[Data records for software interfaces]
..........

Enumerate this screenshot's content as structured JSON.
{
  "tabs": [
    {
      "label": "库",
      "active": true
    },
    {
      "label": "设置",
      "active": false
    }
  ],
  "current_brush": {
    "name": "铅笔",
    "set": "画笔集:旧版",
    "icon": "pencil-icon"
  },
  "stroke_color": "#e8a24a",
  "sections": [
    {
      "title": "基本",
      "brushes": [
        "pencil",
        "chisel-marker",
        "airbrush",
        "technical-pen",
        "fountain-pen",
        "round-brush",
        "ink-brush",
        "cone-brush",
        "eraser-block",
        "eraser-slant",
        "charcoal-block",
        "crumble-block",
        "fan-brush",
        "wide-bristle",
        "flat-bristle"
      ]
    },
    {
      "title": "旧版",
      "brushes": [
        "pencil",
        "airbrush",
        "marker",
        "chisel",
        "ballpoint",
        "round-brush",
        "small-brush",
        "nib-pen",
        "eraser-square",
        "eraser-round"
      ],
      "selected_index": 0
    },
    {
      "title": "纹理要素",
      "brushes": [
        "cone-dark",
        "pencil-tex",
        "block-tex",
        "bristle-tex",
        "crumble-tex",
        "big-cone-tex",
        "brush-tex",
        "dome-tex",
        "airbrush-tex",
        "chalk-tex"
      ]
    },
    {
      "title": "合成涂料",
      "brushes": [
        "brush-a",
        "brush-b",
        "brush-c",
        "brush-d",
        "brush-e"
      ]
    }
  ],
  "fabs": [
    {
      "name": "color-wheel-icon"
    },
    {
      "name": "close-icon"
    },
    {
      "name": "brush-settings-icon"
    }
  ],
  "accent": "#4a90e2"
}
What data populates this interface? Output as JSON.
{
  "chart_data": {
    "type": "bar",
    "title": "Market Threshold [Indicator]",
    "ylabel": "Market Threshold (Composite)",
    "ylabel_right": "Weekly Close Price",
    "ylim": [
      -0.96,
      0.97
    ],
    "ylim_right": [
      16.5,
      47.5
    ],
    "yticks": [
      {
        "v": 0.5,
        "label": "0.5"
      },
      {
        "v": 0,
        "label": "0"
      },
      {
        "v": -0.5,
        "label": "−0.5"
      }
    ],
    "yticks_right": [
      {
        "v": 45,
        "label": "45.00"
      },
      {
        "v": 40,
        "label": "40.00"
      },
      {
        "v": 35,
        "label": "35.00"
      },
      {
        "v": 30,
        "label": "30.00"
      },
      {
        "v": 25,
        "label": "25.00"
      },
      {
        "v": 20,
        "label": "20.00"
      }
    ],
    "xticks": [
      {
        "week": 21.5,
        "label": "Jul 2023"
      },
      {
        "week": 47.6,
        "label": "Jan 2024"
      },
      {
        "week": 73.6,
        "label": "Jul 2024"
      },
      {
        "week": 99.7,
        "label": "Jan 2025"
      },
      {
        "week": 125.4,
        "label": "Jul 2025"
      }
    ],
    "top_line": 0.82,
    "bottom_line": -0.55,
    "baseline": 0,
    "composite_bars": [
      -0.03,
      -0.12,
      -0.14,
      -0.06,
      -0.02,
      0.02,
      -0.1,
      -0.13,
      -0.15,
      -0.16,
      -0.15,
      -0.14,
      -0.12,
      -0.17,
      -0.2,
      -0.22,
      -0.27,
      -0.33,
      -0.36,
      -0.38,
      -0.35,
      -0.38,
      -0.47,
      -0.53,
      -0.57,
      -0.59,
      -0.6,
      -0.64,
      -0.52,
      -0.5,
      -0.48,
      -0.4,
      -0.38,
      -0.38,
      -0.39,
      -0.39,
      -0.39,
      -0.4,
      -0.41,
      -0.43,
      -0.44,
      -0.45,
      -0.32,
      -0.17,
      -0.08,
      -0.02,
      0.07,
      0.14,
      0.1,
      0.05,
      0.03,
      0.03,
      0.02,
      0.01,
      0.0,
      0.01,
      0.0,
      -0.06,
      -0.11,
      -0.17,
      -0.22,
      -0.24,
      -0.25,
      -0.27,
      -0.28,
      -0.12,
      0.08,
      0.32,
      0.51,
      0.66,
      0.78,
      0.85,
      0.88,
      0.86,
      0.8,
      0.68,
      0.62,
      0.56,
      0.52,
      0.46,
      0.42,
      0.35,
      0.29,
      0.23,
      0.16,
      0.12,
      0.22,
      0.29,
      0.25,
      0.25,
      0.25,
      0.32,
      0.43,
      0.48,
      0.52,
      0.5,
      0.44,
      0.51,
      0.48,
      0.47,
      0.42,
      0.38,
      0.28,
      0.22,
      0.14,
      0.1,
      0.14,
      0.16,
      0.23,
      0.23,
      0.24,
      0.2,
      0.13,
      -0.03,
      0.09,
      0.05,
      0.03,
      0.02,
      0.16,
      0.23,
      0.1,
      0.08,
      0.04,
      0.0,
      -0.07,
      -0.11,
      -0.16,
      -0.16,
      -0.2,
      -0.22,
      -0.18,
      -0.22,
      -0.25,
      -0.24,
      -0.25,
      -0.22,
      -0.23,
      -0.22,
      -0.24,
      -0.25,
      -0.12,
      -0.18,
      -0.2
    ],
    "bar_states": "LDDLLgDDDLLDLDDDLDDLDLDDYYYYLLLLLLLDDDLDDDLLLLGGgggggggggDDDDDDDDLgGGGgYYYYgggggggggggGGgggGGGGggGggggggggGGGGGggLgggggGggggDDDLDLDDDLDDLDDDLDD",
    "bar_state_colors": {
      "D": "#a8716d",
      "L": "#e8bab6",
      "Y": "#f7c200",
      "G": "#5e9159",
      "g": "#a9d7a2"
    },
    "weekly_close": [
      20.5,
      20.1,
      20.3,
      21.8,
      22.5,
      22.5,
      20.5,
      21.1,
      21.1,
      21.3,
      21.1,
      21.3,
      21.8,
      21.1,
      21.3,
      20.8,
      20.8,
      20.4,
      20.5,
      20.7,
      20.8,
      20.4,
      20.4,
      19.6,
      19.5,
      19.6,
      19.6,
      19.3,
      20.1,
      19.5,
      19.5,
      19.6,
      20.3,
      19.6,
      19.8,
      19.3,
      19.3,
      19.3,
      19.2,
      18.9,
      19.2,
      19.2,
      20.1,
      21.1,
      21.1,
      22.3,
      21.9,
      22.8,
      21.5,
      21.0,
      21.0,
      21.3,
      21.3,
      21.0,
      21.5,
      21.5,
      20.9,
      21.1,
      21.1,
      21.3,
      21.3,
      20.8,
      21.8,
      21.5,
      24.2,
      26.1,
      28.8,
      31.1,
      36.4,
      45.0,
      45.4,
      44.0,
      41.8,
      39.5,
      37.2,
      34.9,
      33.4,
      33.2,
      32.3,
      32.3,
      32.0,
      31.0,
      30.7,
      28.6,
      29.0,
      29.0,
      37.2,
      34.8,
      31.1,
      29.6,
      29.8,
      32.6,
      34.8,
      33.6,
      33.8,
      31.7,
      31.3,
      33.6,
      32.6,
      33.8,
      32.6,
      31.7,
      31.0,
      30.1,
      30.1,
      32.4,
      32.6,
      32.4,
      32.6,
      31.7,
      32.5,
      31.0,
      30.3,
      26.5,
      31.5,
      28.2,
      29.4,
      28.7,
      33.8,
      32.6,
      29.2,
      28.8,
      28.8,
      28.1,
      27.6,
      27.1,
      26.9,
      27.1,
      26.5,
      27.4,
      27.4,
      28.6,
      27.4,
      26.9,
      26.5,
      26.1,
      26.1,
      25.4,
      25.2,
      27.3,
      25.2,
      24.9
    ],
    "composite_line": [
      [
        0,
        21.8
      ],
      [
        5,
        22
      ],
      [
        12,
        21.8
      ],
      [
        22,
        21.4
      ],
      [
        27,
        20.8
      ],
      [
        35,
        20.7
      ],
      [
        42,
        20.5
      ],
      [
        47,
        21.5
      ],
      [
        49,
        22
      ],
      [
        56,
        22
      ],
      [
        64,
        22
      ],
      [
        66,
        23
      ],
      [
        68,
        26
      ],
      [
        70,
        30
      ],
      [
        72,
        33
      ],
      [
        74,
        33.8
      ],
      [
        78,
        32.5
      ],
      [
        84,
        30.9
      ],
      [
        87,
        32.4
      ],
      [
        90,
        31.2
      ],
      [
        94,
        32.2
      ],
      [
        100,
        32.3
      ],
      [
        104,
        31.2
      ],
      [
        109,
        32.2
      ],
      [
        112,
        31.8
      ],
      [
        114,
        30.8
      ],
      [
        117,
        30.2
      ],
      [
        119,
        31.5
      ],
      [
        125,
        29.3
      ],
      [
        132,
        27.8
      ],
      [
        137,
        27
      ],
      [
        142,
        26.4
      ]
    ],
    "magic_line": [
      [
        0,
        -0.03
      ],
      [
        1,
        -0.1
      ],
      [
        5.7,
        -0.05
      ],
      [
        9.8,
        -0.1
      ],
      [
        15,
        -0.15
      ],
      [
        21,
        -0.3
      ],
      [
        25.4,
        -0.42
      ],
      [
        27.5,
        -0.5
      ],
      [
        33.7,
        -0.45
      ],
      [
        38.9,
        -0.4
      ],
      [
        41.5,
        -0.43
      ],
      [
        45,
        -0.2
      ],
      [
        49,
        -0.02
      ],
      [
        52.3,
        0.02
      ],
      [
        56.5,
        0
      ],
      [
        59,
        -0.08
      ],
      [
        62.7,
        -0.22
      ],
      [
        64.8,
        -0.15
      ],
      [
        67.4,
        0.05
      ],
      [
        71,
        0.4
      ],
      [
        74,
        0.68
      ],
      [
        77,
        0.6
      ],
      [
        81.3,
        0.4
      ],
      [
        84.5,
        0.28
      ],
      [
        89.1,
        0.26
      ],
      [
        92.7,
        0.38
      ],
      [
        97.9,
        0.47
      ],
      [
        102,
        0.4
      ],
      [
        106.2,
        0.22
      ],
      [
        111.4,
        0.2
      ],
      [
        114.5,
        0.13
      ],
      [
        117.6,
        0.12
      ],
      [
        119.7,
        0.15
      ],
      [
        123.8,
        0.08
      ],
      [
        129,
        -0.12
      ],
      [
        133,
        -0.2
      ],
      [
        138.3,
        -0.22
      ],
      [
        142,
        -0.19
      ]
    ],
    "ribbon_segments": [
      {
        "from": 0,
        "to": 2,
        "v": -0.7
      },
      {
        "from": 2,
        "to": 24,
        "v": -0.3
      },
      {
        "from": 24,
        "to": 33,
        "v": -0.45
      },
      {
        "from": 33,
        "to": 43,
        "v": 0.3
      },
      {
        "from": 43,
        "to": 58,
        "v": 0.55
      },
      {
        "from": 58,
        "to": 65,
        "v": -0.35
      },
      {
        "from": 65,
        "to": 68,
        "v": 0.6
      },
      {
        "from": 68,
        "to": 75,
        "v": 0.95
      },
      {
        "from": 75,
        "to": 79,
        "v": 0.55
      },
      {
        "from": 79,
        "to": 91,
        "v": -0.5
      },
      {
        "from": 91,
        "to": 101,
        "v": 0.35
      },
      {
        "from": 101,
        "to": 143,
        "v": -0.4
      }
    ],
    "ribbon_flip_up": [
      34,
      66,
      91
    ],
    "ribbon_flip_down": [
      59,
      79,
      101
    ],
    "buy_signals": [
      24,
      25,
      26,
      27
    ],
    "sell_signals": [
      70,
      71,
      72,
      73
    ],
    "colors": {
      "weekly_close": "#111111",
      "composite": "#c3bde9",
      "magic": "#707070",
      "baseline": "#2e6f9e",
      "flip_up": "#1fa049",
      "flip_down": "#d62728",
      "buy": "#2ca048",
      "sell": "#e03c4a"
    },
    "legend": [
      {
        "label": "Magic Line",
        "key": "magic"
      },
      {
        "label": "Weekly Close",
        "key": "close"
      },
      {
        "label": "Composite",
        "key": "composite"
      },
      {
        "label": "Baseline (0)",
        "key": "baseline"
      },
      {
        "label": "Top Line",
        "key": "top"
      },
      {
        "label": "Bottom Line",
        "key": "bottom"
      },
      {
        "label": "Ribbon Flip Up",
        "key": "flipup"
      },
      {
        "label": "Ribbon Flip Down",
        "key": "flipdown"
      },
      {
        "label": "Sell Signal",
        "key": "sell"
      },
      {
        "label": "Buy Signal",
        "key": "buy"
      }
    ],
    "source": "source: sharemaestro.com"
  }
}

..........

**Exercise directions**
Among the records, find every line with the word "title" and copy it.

**Response to this task**
      "title": "基本",
      "title": "旧版",
      "title": "纹理要素",
      "title": "合成涂料",
    "title": "Market Threshold [Indicator]",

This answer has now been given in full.